We have become Colin's biggest advocates when it comes to educating him in an inclusive classroom because we truly believe that when exposed to the same curriculum, learning alongside his peers, in the same way they are, he will be just as capable to be successful.  It is no secret that because of the differences between Colin and his peers developmentally, he needs more support to get to the same places his peers are headed. We are advocating because we have seen evidence over and over again that shows that when you believe someone is capable, very simply, they ARE.

This year has been a very trying year for us because of the limits that have been placed on educating Colin.

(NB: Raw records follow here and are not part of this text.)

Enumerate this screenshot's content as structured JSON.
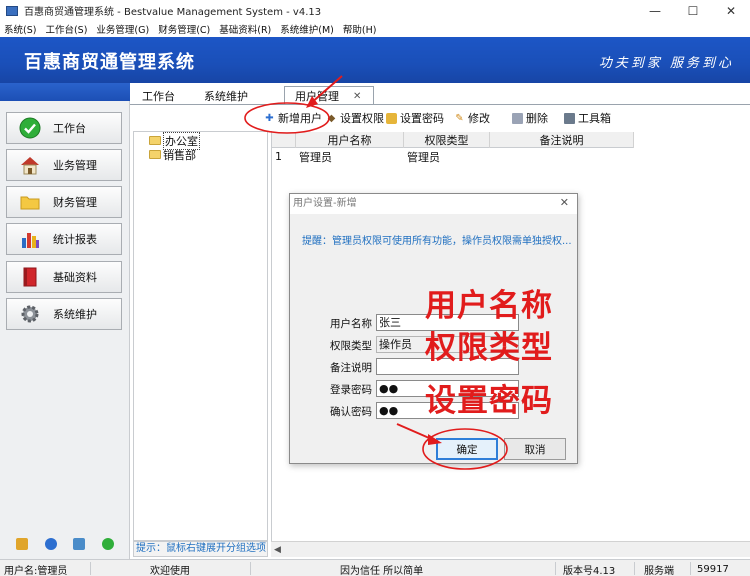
{
  "window": {
    "title": "百惠商贸通管理系统 - Bestvalue Management System - v4.13",
    "minimize_glyph": "—",
    "maximize_glyph": "☐",
    "close_glyph": "✕"
  },
  "menubar": {
    "items": [
      "系统(S)",
      "工作台(S)",
      "业务管理(G)",
      "财务管理(C)",
      "基础资料(R)",
      "系统维护(M)",
      "帮助(H)"
    ]
  },
  "banner": {
    "title": "百惠商贸通管理系统",
    "slogan": "功夫到家 服务到心"
  },
  "sidebar": {
    "items": [
      {
        "label": "工作台",
        "icon": "check-circle-icon"
      },
      {
        "label": "业务管理",
        "icon": "house-icon"
      },
      {
        "label": "财务管理",
        "icon": "folder-icon"
      },
      {
        "label": "统计报表",
        "icon": "bar-chart-icon"
      },
      {
        "label": "基础资料",
        "icon": "book-icon"
      },
      {
        "label": "系统维护",
        "icon": "gear-icon"
      }
    ],
    "bottom_icons": [
      "lock-icon",
      "info-icon",
      "search-icon",
      "refresh-icon"
    ]
  },
  "tabs": {
    "items": [
      {
        "label": "工作台"
      },
      {
        "label": "系统维护"
      },
      {
        "label": "用户管理",
        "active": true
      }
    ],
    "close_glyph": "✕"
  },
  "toolbar": {
    "add_user": "新增用户",
    "set_permission": "设置权限",
    "set_password": "设置密码",
    "edit": "修改",
    "delete": "删除",
    "toolbox": "工具箱"
  },
  "tree": {
    "items": [
      "办公室",
      "销售部"
    ],
    "hint": "提示：鼠标右键展开分组选项"
  },
  "grid": {
    "columns": [
      "用户名称",
      "权限类型",
      "备注说明"
    ],
    "rows": [
      {
        "index": "1",
        "name": "管理员",
        "role": "管理员",
        "note": ""
      }
    ]
  },
  "dialog": {
    "title": "用户设置-新增",
    "hint": "提醒：管理员权限可使用所有功能，操作员权限需单独授权...",
    "fields": {
      "username_label": "用户名称",
      "username_value": "张三",
      "role_label": "权限类型",
      "role_value": "操作员",
      "note_label": "备注说明",
      "note_value": "",
      "password_label": "登录密码",
      "password_value": "●●",
      "confirm_label": "确认密码",
      "confirm_value": "●●"
    },
    "ok_button": "确定",
    "cancel_button": "取消"
  },
  "annotations": {
    "line1": "用户名称",
    "line2": "权限类型",
    "line3": "设置密码",
    "color": "#e11c1c"
  },
  "statusbar": {
    "user": "用户名:管理员",
    "welcome": "欢迎使用",
    "motto": "因为信任 所以简单",
    "version": "版本号4.13",
    "server": "服务端",
    "port": "59917"
  }
}
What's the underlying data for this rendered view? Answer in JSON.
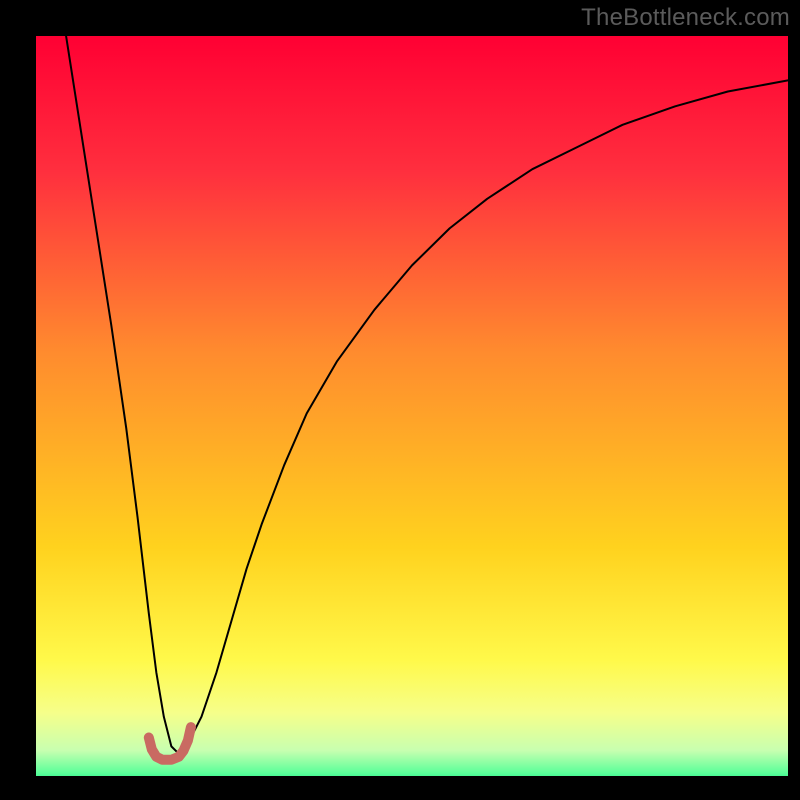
{
  "watermark": "TheBottleneck.com",
  "chart_data": {
    "type": "line",
    "title": "",
    "xlabel": "",
    "ylabel": "",
    "xlim": [
      0,
      100
    ],
    "ylim": [
      0,
      100
    ],
    "grid": false,
    "legend": false,
    "series": [
      {
        "name": "bottleneck-curve",
        "color": "#000000",
        "x": [
          4,
          6,
          8,
          10,
          12,
          13.5,
          15,
          16,
          17,
          18,
          19,
          20,
          22,
          24,
          26,
          28,
          30,
          33,
          36,
          40,
          45,
          50,
          55,
          60,
          66,
          72,
          78,
          85,
          92,
          100
        ],
        "y": [
          100,
          87,
          74,
          61,
          47,
          35,
          22,
          14,
          8,
          4,
          3,
          4,
          8,
          14,
          21,
          28,
          34,
          42,
          49,
          56,
          63,
          69,
          74,
          78,
          82,
          85,
          88,
          90.5,
          92.5,
          94
        ]
      }
    ],
    "marker": {
      "name": "optimal-range-marker",
      "color": "#c96a62",
      "x": [
        15.0,
        15.4,
        16.0,
        16.8,
        18.0,
        19.0,
        19.6,
        20.2,
        20.6
      ],
      "y": [
        5.2,
        3.6,
        2.6,
        2.2,
        2.2,
        2.6,
        3.4,
        4.8,
        6.6
      ]
    },
    "background_gradient": {
      "direction": "vertical",
      "stops": [
        {
          "offset": 0.0,
          "color": "#ff0033"
        },
        {
          "offset": 0.18,
          "color": "#ff2f3e"
        },
        {
          "offset": 0.42,
          "color": "#ff8b2e"
        },
        {
          "offset": 0.68,
          "color": "#ffd21e"
        },
        {
          "offset": 0.83,
          "color": "#fff94a"
        },
        {
          "offset": 0.9,
          "color": "#f6ff8a"
        },
        {
          "offset": 0.95,
          "color": "#c8ffb0"
        },
        {
          "offset": 0.98,
          "color": "#5bff9a"
        },
        {
          "offset": 1.0,
          "color": "#00e27a"
        }
      ]
    }
  }
}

Sadly, we are not alone in our struggles and are finding that despite the research that has been supporting inclusive education for decades, in addition to the LAWS that support educating students in the least restrictive environment, many families are faced with school districts that still segregate their students with disabilities and place limits on them.

It has taken me a week since reading the post "They Wash the Football Team's Uniforms" written by a friend at the blog Big Blueberry Eyes to share and post about the content of the post. Her post left me feeling so sad and discouraged that I was unsure how to adequately share my feelings on the issue. I urge you to read it because I don't think I can appropriately convey how I feel about this and she does an excellent job in it.

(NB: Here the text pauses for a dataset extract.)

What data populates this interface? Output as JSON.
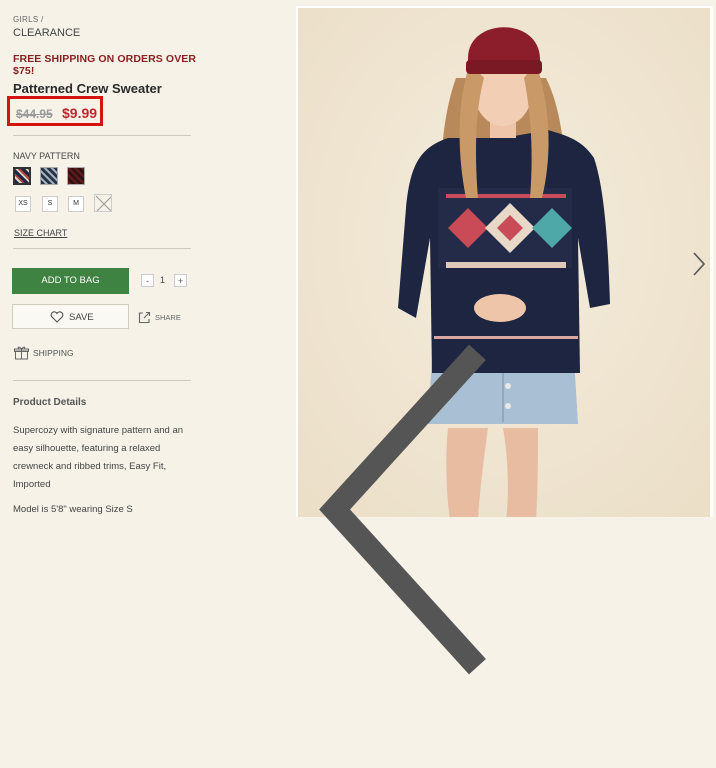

The gist of the post is that during an IEP meeting in preparation for her daughter's transition to middle school, they learned that the self contained classroom she would be spending most of her day in (more restrictive than her setting up until this point in her education) was formerly the home Ec room in the middle school.  Therefore, because of the functional kitchen, they sometimes learn how to cook (not part of the curriculum for the general education students). These students do not receive their own lockers like the rest of the students. And even worse, because of the washer and dryer in the classroom, "sometimes they wash the football team's uniforms. They learn how to measure and do laundry, and the football team gets clean uniforms and it's....great!".
I'll let you absorb that one for a moment.
Just like she did, I would like you to now imagine asking your typical child how they would feel if ONLY their class in the school was responsible for a task such as washing the uniforms of the football team. Imagine that ONLY their class needed to complete a chore that no one else in the school needed to do. And now I want you to imagine how your typical child would feel if ONLY their class did not receive a locker to decorate and store their supplies for the day like the rest of the school did. I am sure they wouldn't feel good about the fact they had to do chores other students did not need to do and did not receive things like a locker that the rest of the school got.
So why is it ok for students with disabilities?
Every day, limits are placed on people with disabilities. We are advocating for Colin because we BELIEVE in him.  Just because it may take someone longer to get to the end point, doesn't mean they CAN'T do it. Belief is a powerful thing...